The day after the story ran, Hinkle collared the News reporter in the hallway of the administration building and screamed at him. Still not appeased, Hinkle then ushered Barrionuevo's colleague, News reporter Nora Lopez, into his office and began berating her as well. At one point, his anger turned physical--he kicked a chair. Lopez felt so put upon, she asked Hinkle if he wanted to just hit her instead. The News reporters reportedly considered asking their editors to file a formal complaint with the district about Hinkle's behavior.
Hinkle, for his part, admits to yelling at the reporters. "I was expressing some extreme displeasure with a story," he says. "I may have gone a little overboard."
Neither Barrionuevo nor Lopez would comment publicly about the incident.
Despite her seeming attempts to control information--as well as the people around her--Gonzalez has won some powerful and enthusiastic fans.
"I think she is intelligent and dedicated," says Kathleen Leos, the DISD board president and one of Gonzalez's closest allies. "She never takes the focus away from education."
Gonzalez has out-of-town supporters as well. "You need a strong leader like Yvonne," says Charles Miller, who hosted Gonzalez's cabinet in his home. Miller, who maintains business contacts in Dallas and serves on a state education board, has known Gonzalez since she was in Houston. "If you give her a chance, you'll get positive reform," he says. When asked about Gonzalez's office renovations brouhaha, Miller, echoing the sentiments of board supporters such as Leos and Roxan Staff, shifts the blame back to the press. "The whole thing is a 'gotcha' attitude," he says. "Why don't you focus on the kids?"
Indeed, no one who cares about civic progress and racial harmony would wish failure upon the superintendent. DISD needs a leader with the guts to tackle head-on the longstanding racial tensions within the district. It could use a relentless reformer who will overhaul the district, cutting out the waste, the whiners, and those who seek to divert attention away from the daily needs of 155,000 schoolkids.
But Gonzalez's actions as superintendent so far--apart from her public-relations mishaps and bad math--raise a deeper issue: Is she a reformer, or, as the teachers in one of her former school districts charged, an empire builder?

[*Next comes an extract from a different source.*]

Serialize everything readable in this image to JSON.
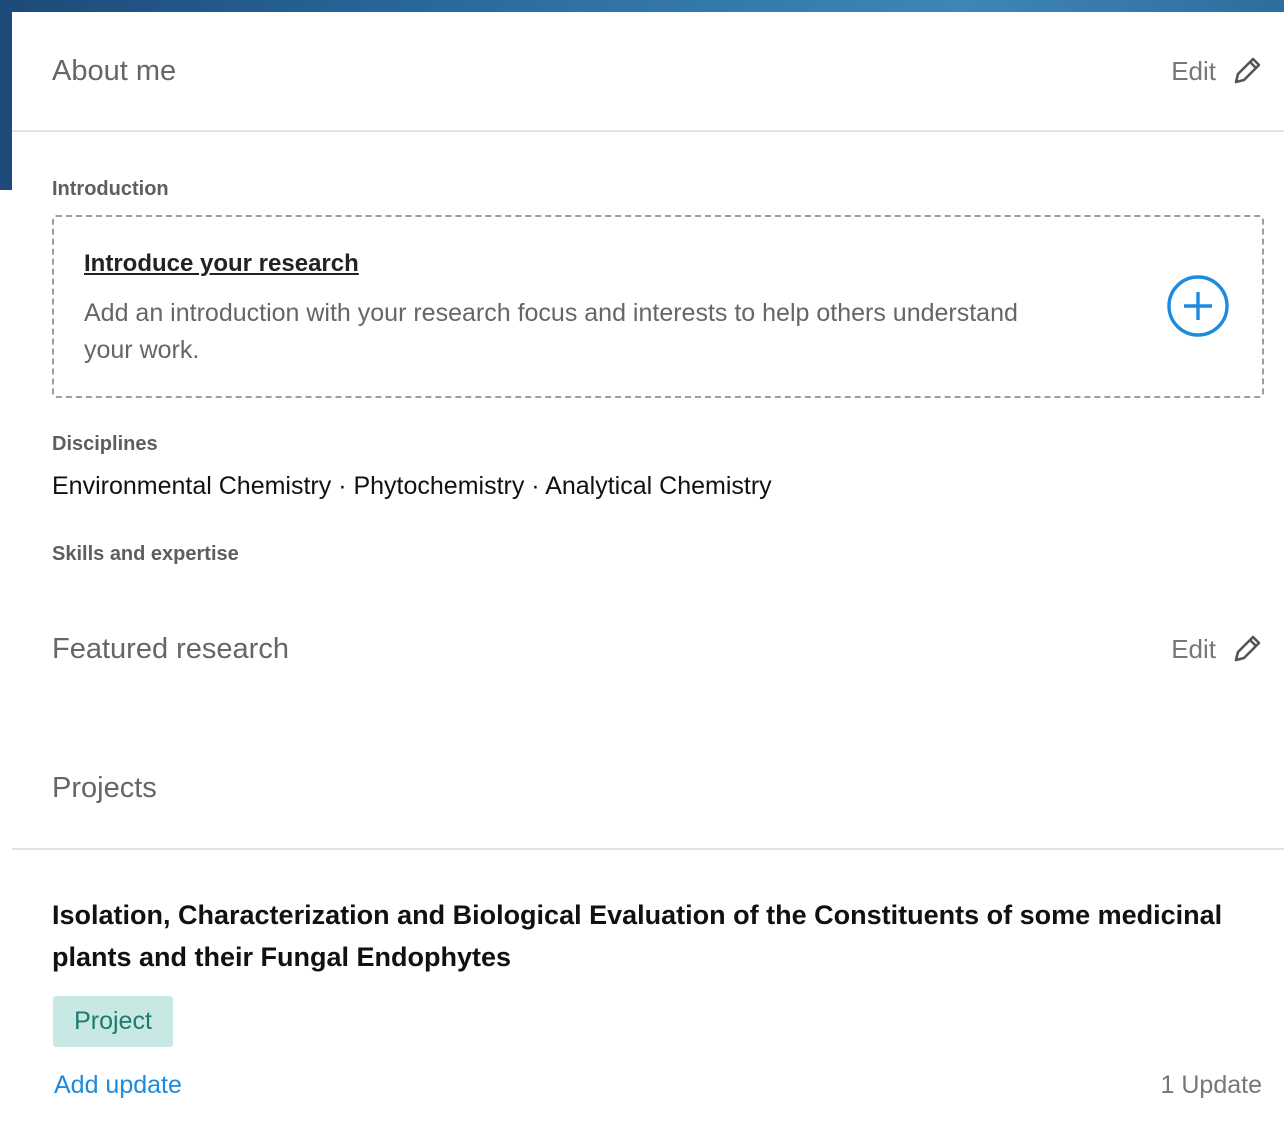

In this year's proposed budget, she offered teachers only a modest salary increase. Under that plan, a teacher with 18 years of experience would get a 6.6 percent raise--or $2,390. Ultimately, trustees coaxed more out of her, giving a teacher at the same level an increase of 8.7 percent, or $3,190.

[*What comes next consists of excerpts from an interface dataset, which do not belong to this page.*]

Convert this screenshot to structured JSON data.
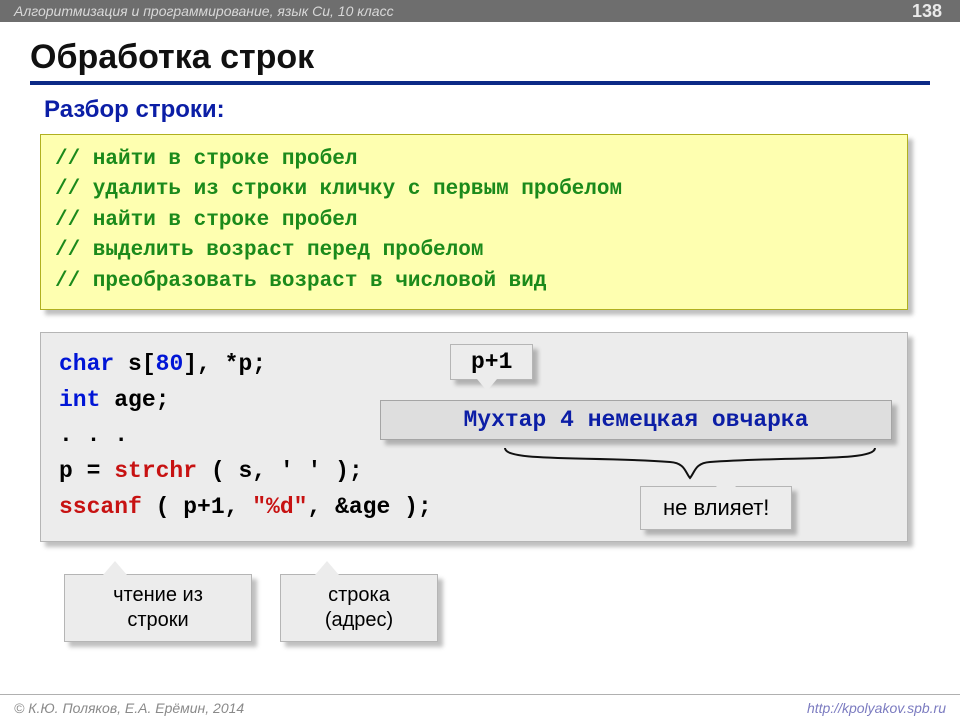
{
  "topbar": {
    "course": "Алгоритмизация и программирование, язык Си, 10 класс",
    "slidenum": "138"
  },
  "title": "Обработка строк",
  "subtitle": "Разбор строки:",
  "comments": [
    "// найти в строке пробел",
    "// удалить из строки кличку с первым пробелом",
    "// найти в строке пробел",
    "// выделить возраст перед пробелом",
    "// преобразовать возраст в числовой вид"
  ],
  "code": {
    "l1_kw1": "char",
    "l1_rest1": " s[",
    "l1_num": "80",
    "l1_rest2": "], *p;",
    "l2_kw": "int",
    "l2_rest": " age;",
    "l3": ". . .",
    "l4_pre": "p = ",
    "l4_fn": "strchr",
    "l4_rest": " ( s, ' ' );",
    "l5_fn": "sscanf",
    "l5_args1": " ( p+1, ",
    "l5_str": "\"%d\"",
    "l5_args2": ", &age );"
  },
  "callouts": {
    "pp1": "p+1",
    "example": "Мухтар 4 немецкая овчарка",
    "noaff": "не влияет!",
    "read": "чтение из\nстроки",
    "addr": "строка\n(адрес)"
  },
  "footer": {
    "left": "© К.Ю. Поляков, Е.А. Ерёмин, 2014",
    "right": "http://kpolyakov.spb.ru"
  }
}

Behind the scenes, however, Gonzalez has handed out liberal raises to several administrators who are in a position to help her tremendously. Paul Lilly, one of the investigators on the internal probe, for instance, received a whopping salary increase this past year--from $24,000 to $42,000, according to documents obtained by the Observer. (Lilly concedes that the jump was steep, but says he went from a job title that didn't require a college degree to one that did.)
In the research and evaluation division--whose staff is charged with calculating and compiling crucial reports about the district's test scores, the kind of information that can make or break a superintendent--Gonzalez has been more than generous. Out of 34 professionals in that department, 16 have received raises of more than 10 percent this year. One staff member went from a $52,000 salary to $72,000, according to DISD financial documents.